“It really has been amazing and, in some ways, life changing,” says von Mering, 48, who began in the productions as a 16-year-old New Salem singer who would be heading off in a couple of years to study voice at the University of Massachusetts.
“I kind of grew up in front of Dorothy,” she says. “Her writing is just marvelous: her sense of humor, her timing. Dorothy’s always managed to fit our personalities with the roles. That’s why her plays are so wonderful. She gets people on that stage who probably wouldn’t have the chance to perform in community theater. She plays to their strengths. Otherwise, they wouldn’t even try to get on stage.”
Von Mering started with the 1794 Meetinghouse shows when Johnson was collaborating with Schoenberg, first in 1983 with “Small Town Life,” and then with “Quabbin — The Musical.”
Having that tradition end, says von Mering, now a Longmeadow resident, “is really huge. I think it will be a loss, a void. You plan your whole life around it every two years because you know there will be another show.
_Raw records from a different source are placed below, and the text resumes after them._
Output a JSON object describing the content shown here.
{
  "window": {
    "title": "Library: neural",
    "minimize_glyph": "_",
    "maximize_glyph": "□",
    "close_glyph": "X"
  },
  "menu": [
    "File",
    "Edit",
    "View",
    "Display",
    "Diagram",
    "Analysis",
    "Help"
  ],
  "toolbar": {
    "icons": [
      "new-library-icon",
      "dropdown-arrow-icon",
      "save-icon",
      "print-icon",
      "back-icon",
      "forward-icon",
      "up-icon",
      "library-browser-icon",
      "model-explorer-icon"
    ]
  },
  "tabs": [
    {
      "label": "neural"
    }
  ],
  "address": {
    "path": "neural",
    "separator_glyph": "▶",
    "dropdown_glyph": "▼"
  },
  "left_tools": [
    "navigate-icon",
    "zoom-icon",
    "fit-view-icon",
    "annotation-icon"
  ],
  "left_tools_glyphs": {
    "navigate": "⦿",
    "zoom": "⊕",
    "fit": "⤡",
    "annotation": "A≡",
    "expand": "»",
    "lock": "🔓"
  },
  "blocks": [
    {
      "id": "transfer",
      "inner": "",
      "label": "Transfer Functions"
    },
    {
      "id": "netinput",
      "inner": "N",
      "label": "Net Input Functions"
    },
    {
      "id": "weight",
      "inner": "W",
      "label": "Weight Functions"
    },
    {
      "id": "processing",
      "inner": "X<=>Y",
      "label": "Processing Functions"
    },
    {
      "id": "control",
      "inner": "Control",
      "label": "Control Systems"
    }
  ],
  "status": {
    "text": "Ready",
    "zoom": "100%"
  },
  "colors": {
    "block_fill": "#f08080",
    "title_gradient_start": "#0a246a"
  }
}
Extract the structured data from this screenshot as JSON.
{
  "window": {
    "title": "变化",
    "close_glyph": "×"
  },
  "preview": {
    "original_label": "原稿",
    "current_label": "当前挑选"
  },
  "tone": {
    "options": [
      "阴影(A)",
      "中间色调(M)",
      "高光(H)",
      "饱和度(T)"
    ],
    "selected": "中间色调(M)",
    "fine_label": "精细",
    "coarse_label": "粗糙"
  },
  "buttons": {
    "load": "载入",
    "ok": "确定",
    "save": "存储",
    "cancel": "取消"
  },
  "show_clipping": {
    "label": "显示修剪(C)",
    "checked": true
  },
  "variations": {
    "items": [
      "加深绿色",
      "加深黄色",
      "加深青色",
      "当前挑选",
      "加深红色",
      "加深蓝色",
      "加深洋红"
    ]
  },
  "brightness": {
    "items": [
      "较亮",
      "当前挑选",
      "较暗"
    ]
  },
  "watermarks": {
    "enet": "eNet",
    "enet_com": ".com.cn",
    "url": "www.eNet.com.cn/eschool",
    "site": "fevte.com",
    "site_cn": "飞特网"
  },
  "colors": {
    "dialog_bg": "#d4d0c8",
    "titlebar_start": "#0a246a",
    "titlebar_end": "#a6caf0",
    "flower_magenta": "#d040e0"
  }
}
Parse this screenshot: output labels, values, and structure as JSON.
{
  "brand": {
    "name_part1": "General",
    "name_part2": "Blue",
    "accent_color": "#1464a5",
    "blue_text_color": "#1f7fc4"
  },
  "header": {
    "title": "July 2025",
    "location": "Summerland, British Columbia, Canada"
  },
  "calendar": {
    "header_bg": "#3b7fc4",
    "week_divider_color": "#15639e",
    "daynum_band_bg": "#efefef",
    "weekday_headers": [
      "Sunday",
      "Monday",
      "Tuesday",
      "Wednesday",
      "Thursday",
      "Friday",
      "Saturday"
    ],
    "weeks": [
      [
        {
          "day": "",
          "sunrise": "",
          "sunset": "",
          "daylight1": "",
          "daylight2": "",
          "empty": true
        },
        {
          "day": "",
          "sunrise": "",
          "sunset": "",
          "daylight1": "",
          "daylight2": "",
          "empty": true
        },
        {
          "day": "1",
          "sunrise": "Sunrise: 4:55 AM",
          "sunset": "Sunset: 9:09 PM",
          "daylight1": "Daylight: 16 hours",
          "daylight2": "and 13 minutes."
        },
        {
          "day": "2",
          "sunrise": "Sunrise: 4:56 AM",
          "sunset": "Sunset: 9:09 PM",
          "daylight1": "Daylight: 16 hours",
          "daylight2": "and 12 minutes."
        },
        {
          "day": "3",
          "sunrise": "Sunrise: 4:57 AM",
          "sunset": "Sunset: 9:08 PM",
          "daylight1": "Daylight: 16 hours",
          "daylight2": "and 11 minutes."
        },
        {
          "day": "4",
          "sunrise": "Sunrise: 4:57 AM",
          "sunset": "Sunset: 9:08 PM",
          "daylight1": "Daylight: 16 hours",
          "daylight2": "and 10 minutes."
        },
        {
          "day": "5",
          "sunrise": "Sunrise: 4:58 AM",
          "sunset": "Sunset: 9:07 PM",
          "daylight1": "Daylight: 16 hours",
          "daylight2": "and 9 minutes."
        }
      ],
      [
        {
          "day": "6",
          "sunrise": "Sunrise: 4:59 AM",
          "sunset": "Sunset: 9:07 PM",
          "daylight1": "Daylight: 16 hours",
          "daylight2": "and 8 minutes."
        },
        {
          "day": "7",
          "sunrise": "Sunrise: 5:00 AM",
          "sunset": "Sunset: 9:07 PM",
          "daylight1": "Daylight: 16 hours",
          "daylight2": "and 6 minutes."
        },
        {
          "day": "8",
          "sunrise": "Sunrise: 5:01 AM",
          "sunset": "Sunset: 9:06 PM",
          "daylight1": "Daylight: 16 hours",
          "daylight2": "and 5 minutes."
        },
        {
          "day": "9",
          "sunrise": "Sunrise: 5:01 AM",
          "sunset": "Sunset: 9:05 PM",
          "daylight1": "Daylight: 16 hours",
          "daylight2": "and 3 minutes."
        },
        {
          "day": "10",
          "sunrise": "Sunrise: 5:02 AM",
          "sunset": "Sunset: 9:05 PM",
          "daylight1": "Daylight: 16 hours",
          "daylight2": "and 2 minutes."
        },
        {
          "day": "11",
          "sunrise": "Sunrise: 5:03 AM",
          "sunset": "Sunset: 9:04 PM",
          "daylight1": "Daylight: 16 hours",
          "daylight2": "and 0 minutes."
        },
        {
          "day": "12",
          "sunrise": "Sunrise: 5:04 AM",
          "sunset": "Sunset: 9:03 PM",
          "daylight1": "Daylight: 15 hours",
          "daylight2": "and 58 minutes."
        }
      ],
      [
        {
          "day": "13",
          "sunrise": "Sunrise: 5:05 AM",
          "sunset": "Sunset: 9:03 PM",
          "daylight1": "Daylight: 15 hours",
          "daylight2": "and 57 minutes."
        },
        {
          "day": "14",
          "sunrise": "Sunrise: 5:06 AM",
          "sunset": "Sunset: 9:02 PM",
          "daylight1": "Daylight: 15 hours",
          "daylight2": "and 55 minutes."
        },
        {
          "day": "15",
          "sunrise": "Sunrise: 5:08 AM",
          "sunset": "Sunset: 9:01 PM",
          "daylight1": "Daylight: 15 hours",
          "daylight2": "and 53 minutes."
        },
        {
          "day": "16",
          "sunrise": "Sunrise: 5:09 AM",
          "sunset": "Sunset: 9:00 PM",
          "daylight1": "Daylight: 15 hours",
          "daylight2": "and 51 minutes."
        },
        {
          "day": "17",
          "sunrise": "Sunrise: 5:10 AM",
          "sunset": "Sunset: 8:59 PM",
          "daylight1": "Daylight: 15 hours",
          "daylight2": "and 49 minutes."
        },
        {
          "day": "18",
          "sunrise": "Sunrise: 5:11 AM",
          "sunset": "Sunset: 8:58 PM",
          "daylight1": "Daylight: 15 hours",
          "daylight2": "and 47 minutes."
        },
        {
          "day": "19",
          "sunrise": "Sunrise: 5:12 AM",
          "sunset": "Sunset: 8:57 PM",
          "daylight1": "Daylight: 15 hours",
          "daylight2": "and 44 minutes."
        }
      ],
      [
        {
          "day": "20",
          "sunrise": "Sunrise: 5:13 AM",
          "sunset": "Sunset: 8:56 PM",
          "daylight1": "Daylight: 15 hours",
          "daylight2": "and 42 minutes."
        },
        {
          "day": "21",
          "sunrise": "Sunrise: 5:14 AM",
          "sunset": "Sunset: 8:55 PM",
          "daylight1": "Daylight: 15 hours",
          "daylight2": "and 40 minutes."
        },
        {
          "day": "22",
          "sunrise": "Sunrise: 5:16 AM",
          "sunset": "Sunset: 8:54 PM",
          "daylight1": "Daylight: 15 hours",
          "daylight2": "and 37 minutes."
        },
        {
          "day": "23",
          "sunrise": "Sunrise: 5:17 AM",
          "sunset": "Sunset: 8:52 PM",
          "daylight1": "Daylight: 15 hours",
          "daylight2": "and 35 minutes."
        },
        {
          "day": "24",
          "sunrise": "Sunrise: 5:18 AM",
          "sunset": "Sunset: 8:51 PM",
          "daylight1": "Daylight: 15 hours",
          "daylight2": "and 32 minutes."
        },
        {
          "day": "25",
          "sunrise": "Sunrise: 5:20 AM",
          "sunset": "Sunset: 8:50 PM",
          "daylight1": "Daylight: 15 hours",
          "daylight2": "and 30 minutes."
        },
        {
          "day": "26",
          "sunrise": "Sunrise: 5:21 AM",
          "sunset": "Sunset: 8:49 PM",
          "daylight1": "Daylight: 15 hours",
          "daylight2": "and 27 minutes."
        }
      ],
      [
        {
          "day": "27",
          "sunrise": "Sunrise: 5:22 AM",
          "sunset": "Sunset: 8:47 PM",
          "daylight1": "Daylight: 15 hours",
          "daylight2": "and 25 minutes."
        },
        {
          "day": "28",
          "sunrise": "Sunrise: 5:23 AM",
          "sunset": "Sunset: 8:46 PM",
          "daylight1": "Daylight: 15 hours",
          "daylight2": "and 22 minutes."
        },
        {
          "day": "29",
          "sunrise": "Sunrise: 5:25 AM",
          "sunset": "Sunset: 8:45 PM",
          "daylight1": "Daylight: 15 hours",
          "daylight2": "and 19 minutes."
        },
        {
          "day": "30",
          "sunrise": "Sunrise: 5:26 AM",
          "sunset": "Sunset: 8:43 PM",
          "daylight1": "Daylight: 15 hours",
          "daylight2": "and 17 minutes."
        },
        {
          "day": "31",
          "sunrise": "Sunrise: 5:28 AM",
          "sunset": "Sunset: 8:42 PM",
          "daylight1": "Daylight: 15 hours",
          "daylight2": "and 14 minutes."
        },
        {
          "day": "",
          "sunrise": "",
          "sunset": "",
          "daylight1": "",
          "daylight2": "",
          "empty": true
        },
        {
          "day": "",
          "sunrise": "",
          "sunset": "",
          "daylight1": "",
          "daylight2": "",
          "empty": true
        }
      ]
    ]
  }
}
You don’t take a long vacation, you don’t plan to go away around Labor Day. I moved away eight years ago and it draws me back.”
Getting everyone together
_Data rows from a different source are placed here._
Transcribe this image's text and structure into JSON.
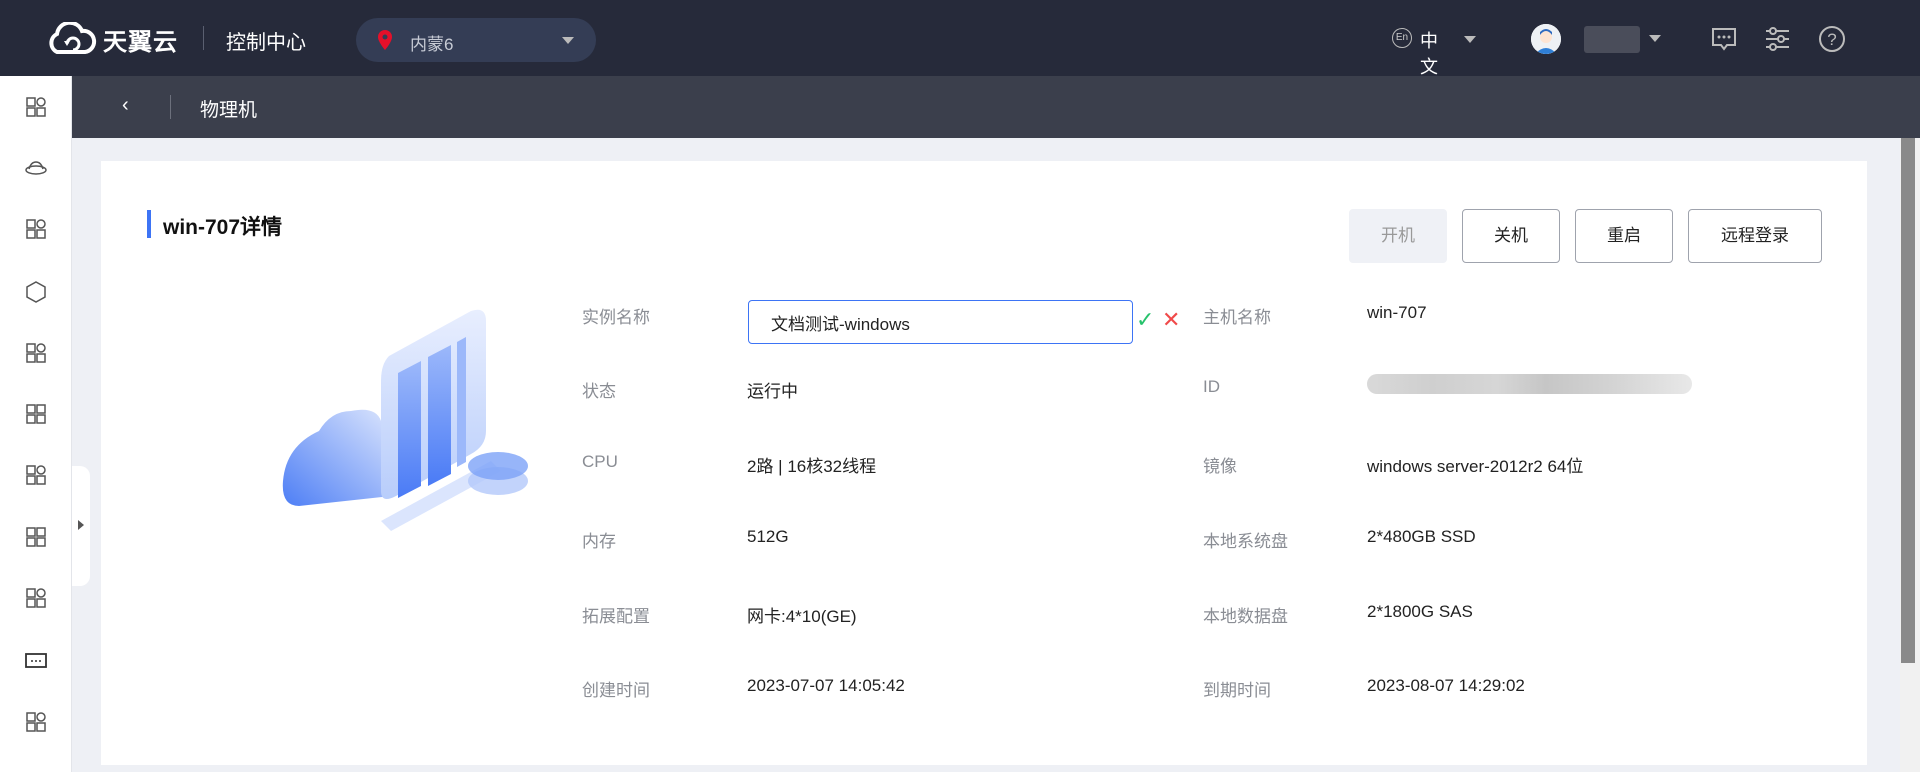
{
  "topbar": {
    "brand": "天翼云",
    "console": "控制中心",
    "region": "内蒙6",
    "language_badge": "En",
    "language": "中文",
    "icons": [
      "message-icon",
      "settings-sliders-icon",
      "help-icon"
    ]
  },
  "sidebar": {
    "icons": [
      "dashboard-icon",
      "cloud-storage-icon",
      "cloud-monitor-icon",
      "hexagon-layers-icon",
      "database-network-icon",
      "grid-apps-icon",
      "vpc-icon",
      "topology-icon",
      "chat-icon",
      "terminal-icon",
      "hexagon-cluster-icon"
    ]
  },
  "subbar": {
    "back": "‹",
    "title": "物理机"
  },
  "detail": {
    "title": "win-707详情",
    "buttons": {
      "start": "开机",
      "shutdown": "关机",
      "restart": "重启",
      "remote_login": "远程登录"
    },
    "left": [
      {
        "label": "实例名称",
        "value": "文档测试-windows"
      },
      {
        "label": "状态",
        "value": "运行中"
      },
      {
        "label": "CPU",
        "value": "2路 | 16核32线程"
      },
      {
        "label": "内存",
        "value": "512G"
      },
      {
        "label": "拓展配置",
        "value": "网卡:4*10(GE)"
      },
      {
        "label": "创建时间",
        "value": "2023-07-07 14:05:42"
      }
    ],
    "right": [
      {
        "label": "主机名称",
        "value": "win-707"
      },
      {
        "label": "ID",
        "value": ""
      },
      {
        "label": "镜像",
        "value": "windows server-2012r2 64位"
      },
      {
        "label": "本地系统盘",
        "value": "2*480GB SSD"
      },
      {
        "label": "本地数据盘",
        "value": "2*1800G SAS"
      },
      {
        "label": "到期时间",
        "value": "2023-08-07 14:29:02"
      }
    ],
    "confirm": "✓",
    "cancel": "✕"
  },
  "colors": {
    "accent": "#3d74f5",
    "topbar": "#262a3a",
    "subbar": "#3b3f4c",
    "ok": "#27c26c",
    "cancel": "#f04a4a"
  }
}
One “County Fair” song, “Helping Hands,” exudes the spirit of community, saying,
“We take care of our own.”
“When the world is too much with us, when the worries crowd our souls,
Don’t bear it all alone. Turn to neighbors and to friends ....
Small towns may seem too small to let our spirits be;
In heart and mind too small to set our spirits free.
This is true in part but small towns also have heart.”
It’s the kind of song that brings the cast together on stage in a way that’s designed to warm the hearts in the audience, and those of Lichtenberg and Johnson as well; especially if it all comes together.
“Once we get it done, it’s fun,” Johnson says. “It’s just getting everybody together. Summer makes it difficult to rehearse because we rehearse with empty spaces.”
It’s often the case, recalls von Mering, that a show will go on with the final run-through being the first time the entire cast is actually all there together. But somehow, it all seems to work. The “somehow” turns out to be Johnson filling in here and there.
But in this show, Johnson’s actually written herself into to the play: a character who lives up in the hills and returns to every year’s fair with just the dollar her brother gave her before he went off to war.
“He said he’d meet me. But he never came back,” says Johnson. “But I keep going, with my dollar, year after year.”
But Johnson, who doesn’t plan to come back with another show for her town, says, “I don’t know of any other group that’s done exactly what we’ve done, anywhere in country, which is to work with the people. In each show, we try to get something for every single person to do on that stage, so everybody can have a moment to shine.”
Lichtenberg adds that there’s also a lot of fun working with people they’ve come to know really well over the years.
“We’ve done this together forever, so we enjoy getting together,” he says. And now that the 1794 Meetinghouse, for which their plays have been raising money as a benefit all these years, has been successfully running on its own, this isn’t such a bad time for the Johnson & Lichtenberg collaboration to end.
Johnson, who always has the last word, adds, “We thought it was a nice even number. This is the 10th show, and I’m 80 and he’s turning 60. All those zeroes. The stars are aligned.”
“The zeroes add up to zero,” he adds quickly.
“Which is what our future will be,” she says, laughing.
Show times for “County Fair” are 7:30 p.m. Fridays and Saturdays and 2 p.m. Sundays.
Tickets at $10 for adults and seniors and free for children 12 and under. They are available at the door, online at www.1794meetinghouse.org, at the New Salem General Store, and at Bruce’s Browser, 1497 Main St., Athol. Advance tickets are recommended.
Senior reporter Richie Davis has worked at The Recorder more than 30 years. He can be reached at email@example.com or 413-772-0261, ext. 269.
Staff photographer Paul Franz has worked for The Recorder since 1988. He can be reached at firstname.lastname@example.org or 413-772-0261 Ext. 266. His website is www.franzphoto.com.